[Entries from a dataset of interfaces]
________________________

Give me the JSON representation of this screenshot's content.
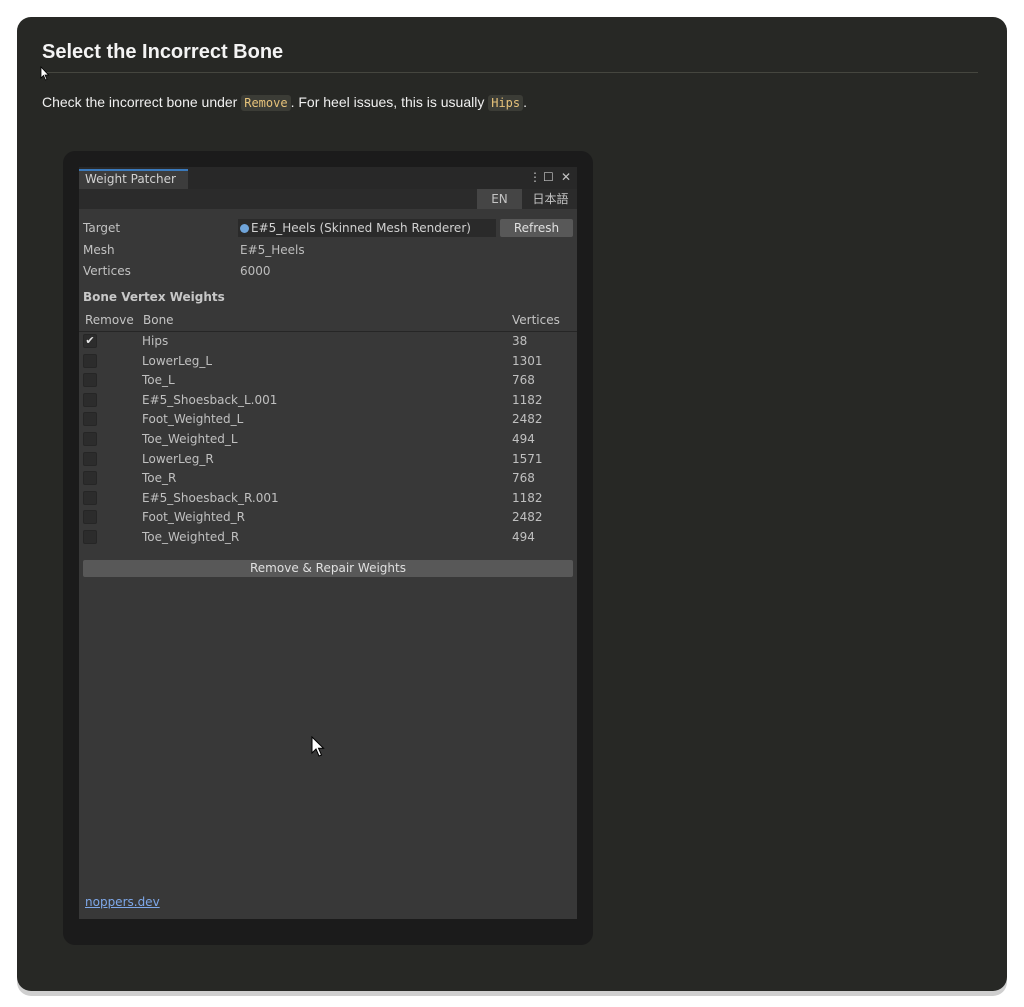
{
  "page": {
    "title": "Select the Incorrect Bone",
    "intro_before": "Check the incorrect bone under",
    "intro_code1": "Remove",
    "intro_middle": ". For heel issues, this is usually",
    "intro_code2": "Hips",
    "intro_after": "."
  },
  "window": {
    "tab_title": "Weight Patcher",
    "window_controls": {
      "menu": "⋮",
      "maximize": "☐",
      "close": "✕"
    },
    "languages": [
      "EN",
      "日本語"
    ],
    "active_language": "EN",
    "fields": {
      "target_label": "Target",
      "target_value": "E#5_Heels (Skinned Mesh Renderer)",
      "refresh_label": "Refresh",
      "mesh_label": "Mesh",
      "mesh_value": "E#5_Heels",
      "vertices_label": "Vertices",
      "vertices_value": "6000"
    },
    "section_title": "Bone Vertex Weights",
    "table_headers": {
      "remove": "Remove",
      "bone": "Bone",
      "vertices": "Vertices"
    },
    "bones": [
      {
        "name": "Hips",
        "vertices": "38",
        "checked": true
      },
      {
        "name": "LowerLeg_L",
        "vertices": "1301",
        "checked": false
      },
      {
        "name": "Toe_L",
        "vertices": "768",
        "checked": false
      },
      {
        "name": "E#5_Shoesback_L.001",
        "vertices": "1182",
        "checked": false
      },
      {
        "name": "Foot_Weighted_L",
        "vertices": "2482",
        "checked": false
      },
      {
        "name": "Toe_Weighted_L",
        "vertices": "494",
        "checked": false
      },
      {
        "name": "LowerLeg_R",
        "vertices": "1571",
        "checked": false
      },
      {
        "name": "Toe_R",
        "vertices": "768",
        "checked": false
      },
      {
        "name": "E#5_Shoesback_R.001",
        "vertices": "1182",
        "checked": false
      },
      {
        "name": "Foot_Weighted_R",
        "vertices": "2482",
        "checked": false
      },
      {
        "name": "Toe_Weighted_R",
        "vertices": "494",
        "checked": false
      }
    ],
    "repair_button": "Remove & Repair Weights",
    "footer_link": "noppers.dev"
  }
}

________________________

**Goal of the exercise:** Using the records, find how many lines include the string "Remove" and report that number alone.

**Response to the exercise:** 3